LOS ANGELES -- Admit it: You didn't think Larry Drew II was going to be this good.
It's OK, not very many people did.
His track record at North Carolina gave very few indications that he'd turn into the single-season assist record holder at UCLA and the player who has hit more game-winning, late-game and late-clock clutch shots than any other Bruin this season.
Drew left North Carolina with the nickname "Turnover Jesus" and with the stigma of a quitter after his departure was portrayed as sneaking off into the night in the middle of the 2011 ACC season.
He has silenced critics of both his play and his attitude this season, emerging as both a playmaker and floor leader for a young UCLA team, and earning first-team All Pac-12 honors. Those roles figure to become even more prominent this week as the Bruins begin the NCAA tournament Friday against Minnesota in Austin, Texas.
Drew is the team's only senior and the only player on the roster with NCAA tournament experience. As the point guard, he'll be the guy with the ball in his hands most often. And not only that, but he has the experience of winning a national championship ring. Drew played part-time as a freshman on North Carolina's 2009 NCAA championship team.
UCLA has the nation's top-ranked recruiting class this season with top freshmen Shabazz Muhammad and Kyle Anderson getting much of the attention, but Drew, not long ago cast aside as a has-been, has become the team's most valuable new addition this season.
"I couldn't be happier for a player to play the way he has after all he had to go through," UCLA coach Ben Howland said. "I think he really got a raw deal in terms of his reputation because he's been nothing short of a model teammate and exceptional leader for us this season."
Drew is averaging 7.6 points, is No. 4 in the nation with 7.4 assists per game and is No. 3 in the nation with an assist-turnover ratio of 3.12. On a team with three freshmen starters, Drew became the experienced leader, and in a season in which it seemed every game came down to the wire, Drew made clutch shot after clutch shot, including a buzzer-beating game winner against Washington Huskies and at least three other late-game shots that sealed victories.
And as the season has gone on, Drew's game has continued to evolve. Early on, he didn't score much, but as teams started to sag off him, he realized he'd have to do more than just distribute the ball. He's averaging 10.1 points and shooting 51.1 percent over the past 12 games. He has made 61.3 percent (19-of-31) of his 3-point attempts during that stretch.
You would have had to search a long time to find anyone who would have pegged Drew as that type of player two years ago. Drew was the starting point guard at North Carolina in 2009-10, when he averaged 8.5 points, 5.9 assists and 3.2 turnovers, but fans made him the scapegoat when the Tar Heels failed to make the NCAA tournament that season.
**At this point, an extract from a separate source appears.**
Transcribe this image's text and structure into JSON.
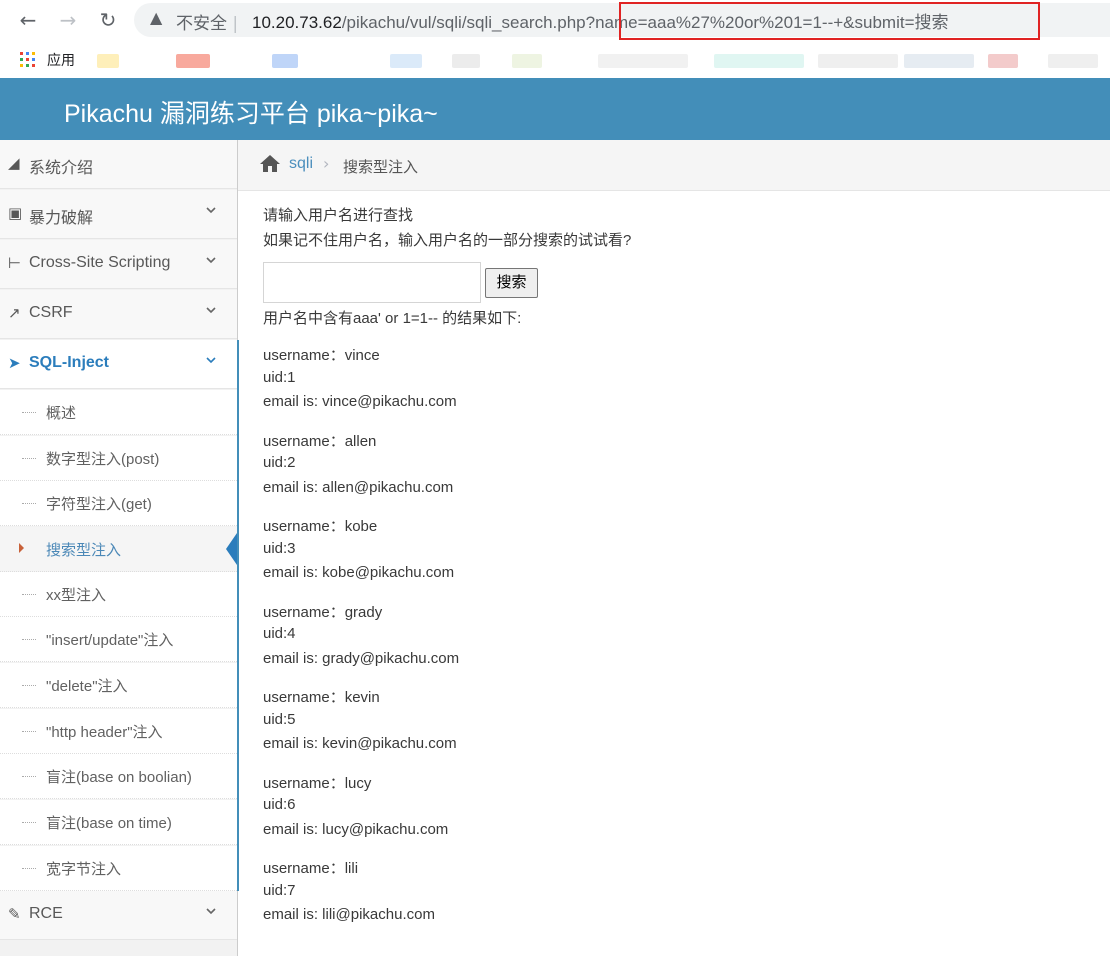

In the middle of the next season, Drew lost his starting job to freshman Kendall Marshall after averaging 4.4 points, 3.9 assists and 1.8 turnovers. Soon after, he quit the team without telling anyone and had his father call coach Roy Williams with the news.
So Drew left North Carolina as a former McDonald's All-American who had busted as a player, and a point guard who quit on his team.
"Those were pretty low times for me," Drew said. "You start having all kinds of doubts."
One person who continued to believe was Howland. When Drew was playing at Taft High in nearby Woodland Hills, Howland offered Drew a scholarship, but withdrew the offer after another touted point guard, Jerime Anderson, committed to UCLA.
It's a decision Howland regrets to this day, calling it "a major blunder on my part." Given a second chance to get Drew, Howland didn't hesitate.
"I got some snide remarks," Howland said. "But I was like 'Hey, this is a no-brainer.' "
The scoffing and snickering reached across the country and all over the Internet, but Howland was so convinced that Drew would make it at UCLA, he called the senior point guard his "most indispensable player" even though the nation's No. 1 freshman class was coming in. The laughter became even louder when Howland named the former quitter as a team captain.
Nobody is laughing anymore.
Without Drew, the sage veteran on a squad of Baby Bruins, it's doubtful UCLA would have become the Pac-12 champion and advanced to the NCAA tournament. And without Drew and his experience, the Bruins have little chance of advancing in the tournament.
"We're relying on him from the standpoint that he's our point guard and our leader," Howland said.
The fact that he's been through the grind of an NCAA tournament before is an added bonus. Drew said he has been trying to impart some of his wisdom on the subject this week.
"This is what everyone has been playing for," Drew said. "It's where everybody wants to be. The spotlight is on every team and every game. Everybody is watching, the media is crazy and the hype surrounding everything. I think my guys understand completely the ramifications of the games to be played and what we have to do in order to survive."
And that, after all, is what it's all about this time of year: Surviving and persevering through heavy scrutiny and tough times.
For those reasons alone, it's nice to have a guy like Drew on the team. After all, he knows a thing or two about surviving and persevering through difficult situations.